WHAT NEEDS TO BE DONE:
Output the records precisely as they stand. Pictures are to be skipped.

DATA TO PROCESS Start Marker

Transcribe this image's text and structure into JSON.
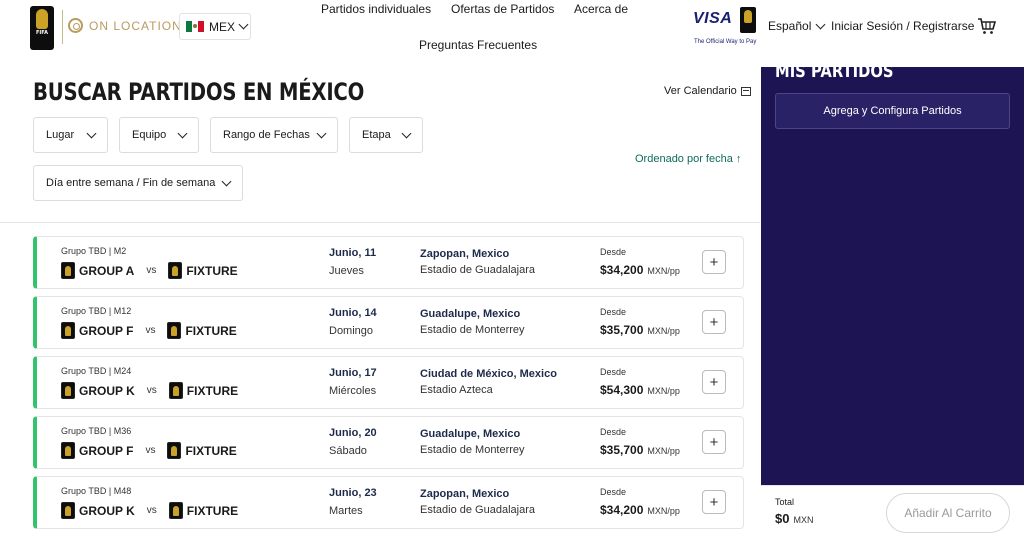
{
  "header": {
    "brand_label": "ON LOCATION",
    "fifa_logo_text": "FIFA",
    "country_code": "MEX",
    "nav": [
      "Partidos individuales",
      "Ofertas de Partidos",
      "Acerca de",
      "Preguntas Frecuentes"
    ],
    "visa_logo": "VISA",
    "visa_tagline": "The Official Way to Pay",
    "language": "Español",
    "login": "Iniciar Sesión / Registrarse",
    "cart_icon": "cart-icon"
  },
  "main": {
    "title": "BUSCAR PARTIDOS EN MÉXICO",
    "calendar_link": "Ver Calendario",
    "filters": [
      "Lugar",
      "Equipo",
      "Rango de Fechas",
      "Etapa",
      "Día entre semana / Fin de semana"
    ],
    "sort_label": "Ordenado por fecha ↑",
    "vs_label": "vs",
    "from_label": "Desde",
    "currency_label": "MXN/pp",
    "matches": [
      {
        "group": "Grupo TBD | M2",
        "team1": "GROUP A",
        "team2": "FIXTURE",
        "date": "Junio, 11",
        "day": "Jueves",
        "city": "Zapopan, Mexico",
        "venue": "Estadio de Guadalajara",
        "price": "$34,200"
      },
      {
        "group": "Grupo TBD | M12",
        "team1": "GROUP F",
        "team2": "FIXTURE",
        "date": "Junio, 14",
        "day": "Domingo",
        "city": "Guadalupe, Mexico",
        "venue": "Estadio de Monterrey",
        "price": "$35,700"
      },
      {
        "group": "Grupo TBD | M24",
        "team1": "GROUP K",
        "team2": "FIXTURE",
        "date": "Junio, 17",
        "day": "Miércoles",
        "city": "Ciudad de México, Mexico",
        "venue": "Estadio Azteca",
        "price": "$54,300"
      },
      {
        "group": "Grupo TBD | M36",
        "team1": "GROUP F",
        "team2": "FIXTURE",
        "date": "Junio, 20",
        "day": "Sábado",
        "city": "Guadalupe, Mexico",
        "venue": "Estadio de Monterrey",
        "price": "$35,700"
      },
      {
        "group": "Grupo TBD | M48",
        "team1": "GROUP K",
        "team2": "FIXTURE",
        "date": "Junio, 23",
        "day": "Martes",
        "city": "Zapopan, Mexico",
        "venue": "Estadio de Guadalajara",
        "price": "$34,200"
      }
    ]
  },
  "panel": {
    "title": "MIS PARTIDOS",
    "configure_button": "Agrega y Configura Partidos",
    "total_label": "Total",
    "total_value": "$0",
    "total_currency": "MXN",
    "add_to_cart": "Añadir Al Carrito"
  },
  "colors": {
    "panel_bg": "#1d1553",
    "accent_green": "#32c36c",
    "sort_link": "#0f6b5c",
    "gold": "#b89b5e"
  }
}
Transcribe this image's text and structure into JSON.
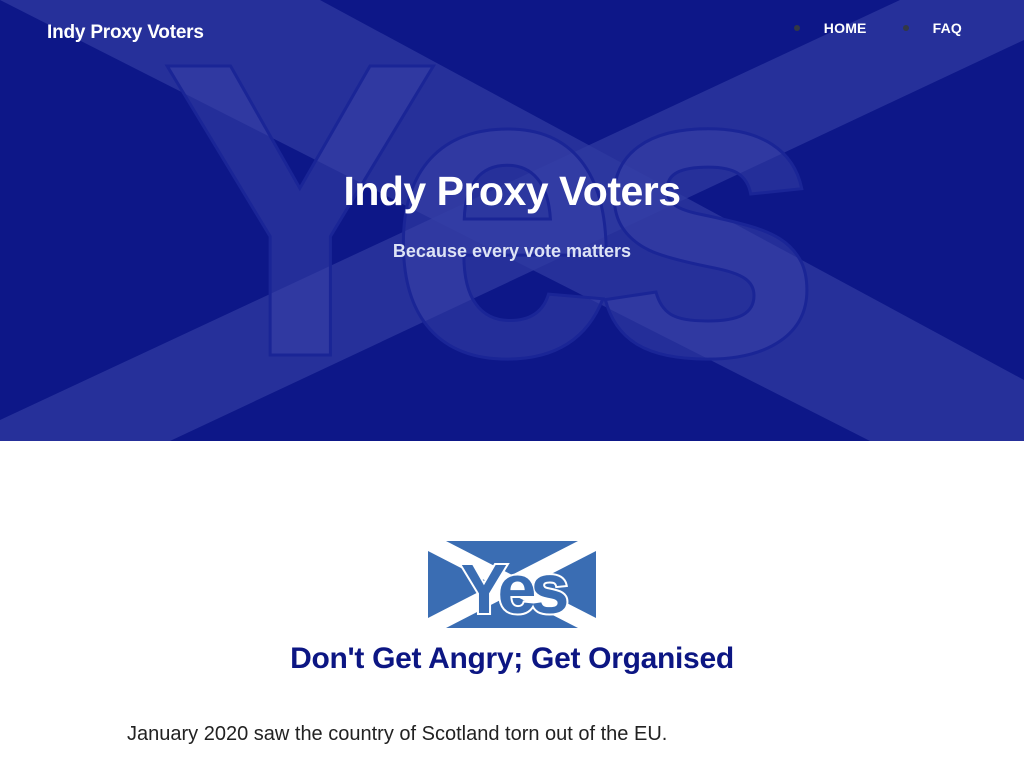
{
  "header": {
    "brand": "Indy Proxy Voters",
    "nav": [
      {
        "label": "HOME"
      },
      {
        "label": "FAQ"
      }
    ]
  },
  "hero": {
    "title": "Indy Proxy Voters",
    "subtitle": "Because every vote matters",
    "watermark_text": "Yes"
  },
  "main": {
    "logo_text": "Yes",
    "heading": "Don't Get Angry; Get Organised",
    "paragraph": "January 2020 saw the country of Scotland torn out of the EU."
  },
  "colors": {
    "hero_background": "#0d1788",
    "saltire_overlay": "#3a45a6",
    "heading": "#0c1683",
    "logo_flag": "#3a6db3"
  }
}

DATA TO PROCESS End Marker

SOLVED EXERCISE:
Transcribe this image's text and structure into JSON.
{
  "header": {
    "brand_label": "ON LOCATION",
    "fifa_logo_text": "FIFA",
    "country_code": "MEX",
    "nav": [
      "Partidos individuales",
      "Ofertas de Partidos",
      "Acerca de",
      "Preguntas Frecuentes"
    ],
    "visa_logo": "VISA",
    "visa_tagline": "The Official Way to Pay",
    "language": "Español",
    "login": "Iniciar Sesión / Registrarse",
    "cart_icon": "cart-icon"
  },
  "main": {
    "title": "BUSCAR PARTIDOS EN MÉXICO",
    "calendar_link": "Ver Calendario",
    "filters": [
      "Lugar",
      "Equipo",
      "Rango de Fechas",
      "Etapa",
      "Día entre semana / Fin de semana"
    ],
    "sort_label": "Ordenado por fecha ↑",
    "vs_label": "vs",
    "from_label": "Desde",
    "currency_label": "MXN/pp",
    "matches": [
      {
        "group": "Grupo TBD | M2",
        "team1": "GROUP A",
        "team2": "FIXTURE",
        "date": "Junio, 11",
        "day": "Jueves",
        "city": "Zapopan, Mexico",
        "venue": "Estadio de Guadalajara",
        "price": "$34,200"
      },
      {
        "group": "Grupo TBD | M12",
        "team1": "GROUP F",
        "team2": "FIXTURE",
        "date": "Junio, 14",
        "day": "Domingo",
        "city": "Guadalupe, Mexico",
        "venue": "Estadio de Monterrey",
        "price": "$35,700"
      },
      {
        "group": "Grupo TBD | M24",
        "team1": "GROUP K",
        "team2": "FIXTURE",
        "date": "Junio, 17",
        "day": "Miércoles",
        "city": "Ciudad de México, Mexico",
        "venue": "Estadio Azteca",
        "price": "$54,300"
      },
      {
        "group": "Grupo TBD | M36",
        "team1": "GROUP F",
        "team2": "FIXTURE",
        "date": "Junio, 20",
        "day": "Sábado",
        "city": "Guadalupe, Mexico",
        "venue": "Estadio de Monterrey",
        "price": "$35,700"
      },
      {
        "group": "Grupo TBD | M48",
        "team1": "GROUP K",
        "team2": "FIXTURE",
        "date": "Junio, 23",
        "day": "Martes",
        "city": "Zapopan, Mexico",
        "venue": "Estadio de Guadalajara",
        "price": "$34,200"
      }
    ]
  },
  "panel": {
    "title": "MIS PARTIDOS",
    "configure_button": "Agrega y Configura Partidos",
    "total_label": "Total",
    "total_value": "$0",
    "total_currency": "MXN",
    "add_to_cart": "Añadir Al Carrito"
  },
  "colors": {
    "panel_bg": "#1d1553",
    "accent_green": "#32c36c",
    "sort_link": "#0f6b5c",
    "gold": "#b89b5e"
  }
}
Transcribe this image's text and structure into JSON.
{
  "header": {
    "brand": "Indy Proxy Voters",
    "nav": [
      {
        "label": "HOME"
      },
      {
        "label": "FAQ"
      }
    ]
  },
  "hero": {
    "title": "Indy Proxy Voters",
    "subtitle": "Because every vote matters",
    "watermark_text": "Yes"
  },
  "main": {
    "logo_text": "Yes",
    "heading": "Don't Get Angry; Get Organised",
    "paragraph": "January 2020 saw the country of Scotland torn out of the EU."
  },
  "colors": {
    "hero_background": "#0d1788",
    "saltire_overlay": "#3a45a6",
    "heading": "#0c1683",
    "logo_flag": "#3a6db3"
  }
}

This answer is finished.